Task brief
Word for word, return the entries listed below.

Supplied material below:

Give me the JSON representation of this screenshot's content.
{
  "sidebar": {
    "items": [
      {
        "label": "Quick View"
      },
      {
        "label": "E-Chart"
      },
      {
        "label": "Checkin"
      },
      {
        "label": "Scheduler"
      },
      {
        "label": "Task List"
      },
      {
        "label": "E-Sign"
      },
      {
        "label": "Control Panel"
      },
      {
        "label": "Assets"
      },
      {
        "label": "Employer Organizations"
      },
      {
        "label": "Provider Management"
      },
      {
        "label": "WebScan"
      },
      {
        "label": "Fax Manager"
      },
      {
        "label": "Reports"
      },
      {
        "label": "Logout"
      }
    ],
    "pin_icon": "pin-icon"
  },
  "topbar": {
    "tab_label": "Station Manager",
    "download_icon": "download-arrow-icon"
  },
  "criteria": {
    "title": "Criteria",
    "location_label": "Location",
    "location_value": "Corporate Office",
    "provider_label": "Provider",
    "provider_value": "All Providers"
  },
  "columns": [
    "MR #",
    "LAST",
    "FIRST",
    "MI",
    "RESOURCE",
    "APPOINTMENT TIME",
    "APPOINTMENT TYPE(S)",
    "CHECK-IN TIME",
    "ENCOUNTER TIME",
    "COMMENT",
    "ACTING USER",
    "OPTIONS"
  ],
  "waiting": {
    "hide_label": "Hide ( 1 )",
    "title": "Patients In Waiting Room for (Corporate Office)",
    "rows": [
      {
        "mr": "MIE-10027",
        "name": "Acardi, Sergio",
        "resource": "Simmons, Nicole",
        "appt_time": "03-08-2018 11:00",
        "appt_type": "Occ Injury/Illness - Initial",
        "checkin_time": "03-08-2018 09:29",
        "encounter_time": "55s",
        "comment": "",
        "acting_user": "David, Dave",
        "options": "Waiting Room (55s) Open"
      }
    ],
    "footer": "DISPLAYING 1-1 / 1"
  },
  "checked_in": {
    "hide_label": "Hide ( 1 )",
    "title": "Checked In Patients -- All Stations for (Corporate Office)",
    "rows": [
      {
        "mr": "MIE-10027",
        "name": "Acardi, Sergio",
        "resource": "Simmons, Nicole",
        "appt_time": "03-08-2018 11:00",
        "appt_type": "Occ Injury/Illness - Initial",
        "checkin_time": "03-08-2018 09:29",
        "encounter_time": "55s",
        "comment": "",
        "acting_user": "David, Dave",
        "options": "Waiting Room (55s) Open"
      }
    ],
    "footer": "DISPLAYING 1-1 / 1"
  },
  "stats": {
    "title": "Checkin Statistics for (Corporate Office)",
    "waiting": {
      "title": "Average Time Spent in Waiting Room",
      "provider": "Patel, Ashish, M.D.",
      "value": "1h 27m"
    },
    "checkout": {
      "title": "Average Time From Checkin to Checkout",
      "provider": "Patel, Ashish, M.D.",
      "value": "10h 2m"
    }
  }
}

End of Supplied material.

Reply
Give me the JSON representation of this screenshot's content.
{
  "sidebar": {
    "items": [
      {
        "label": "Quick View"
      },
      {
        "label": "E-Chart"
      },
      {
        "label": "Checkin"
      },
      {
        "label": "Scheduler"
      },
      {
        "label": "Task List"
      },
      {
        "label": "E-Sign"
      },
      {
        "label": "Control Panel"
      },
      {
        "label": "Assets"
      },
      {
        "label": "Employer Organizations"
      },
      {
        "label": "Provider Management"
      },
      {
        "label": "WebScan"
      },
      {
        "label": "Fax Manager"
      },
      {
        "label": "Reports"
      },
      {
        "label": "Logout"
      }
    ],
    "pin_icon": "pin-icon"
  },
  "topbar": {
    "tab_label": "Station Manager",
    "download_icon": "download-arrow-icon"
  },
  "criteria": {
    "title": "Criteria",
    "location_label": "Location",
    "location_value": "Corporate Office",
    "provider_label": "Provider",
    "provider_value": "All Providers"
  },
  "columns": [
    "MR #",
    "LAST",
    "FIRST",
    "MI",
    "RESOURCE",
    "APPOINTMENT TIME",
    "APPOINTMENT TYPE(S)",
    "CHECK-IN TIME",
    "ENCOUNTER TIME",
    "COMMENT",
    "ACTING USER",
    "OPTIONS"
  ],
  "waiting": {
    "hide_label": "Hide ( 1 )",
    "title": "Patients In Waiting Room for (Corporate Office)",
    "rows": [
      {
        "mr": "MIE-10027",
        "name": "Acardi, Sergio",
        "resource": "Simmons, Nicole",
        "appt_time": "03-08-2018 11:00",
        "appt_type": "Occ Injury/Illness - Initial",
        "checkin_time": "03-08-2018 09:29",
        "encounter_time": "55s",
        "comment": "",
        "acting_user": "David, Dave",
        "options": "Waiting Room (55s) Open"
      }
    ],
    "footer": "DISPLAYING 1-1 / 1"
  },
  "checked_in": {
    "hide_label": "Hide ( 1 )",
    "title": "Checked In Patients -- All Stations for (Corporate Office)",
    "rows": [
      {
        "mr": "MIE-10027",
        "name": "Acardi, Sergio",
        "resource": "Simmons, Nicole",
        "appt_time": "03-08-2018 11:00",
        "appt_type": "Occ Injury/Illness - Initial",
        "checkin_time": "03-08-2018 09:29",
        "encounter_time": "55s",
        "comment": "",
        "acting_user": "David, Dave",
        "options": "Waiting Room (55s) Open"
      }
    ],
    "footer": "DISPLAYING 1-1 / 1"
  },
  "stats": {
    "title": "Checkin Statistics for (Corporate Office)",
    "waiting": {
      "title": "Average Time Spent in Waiting Room",
      "provider": "Patel, Ashish, M.D.",
      "value": "1h 27m"
    },
    "checkout": {
      "title": "Average Time From Checkin to Checkout",
      "provider": "Patel, Ashish, M.D.",
      "value": "10h 2m"
    }
  }
}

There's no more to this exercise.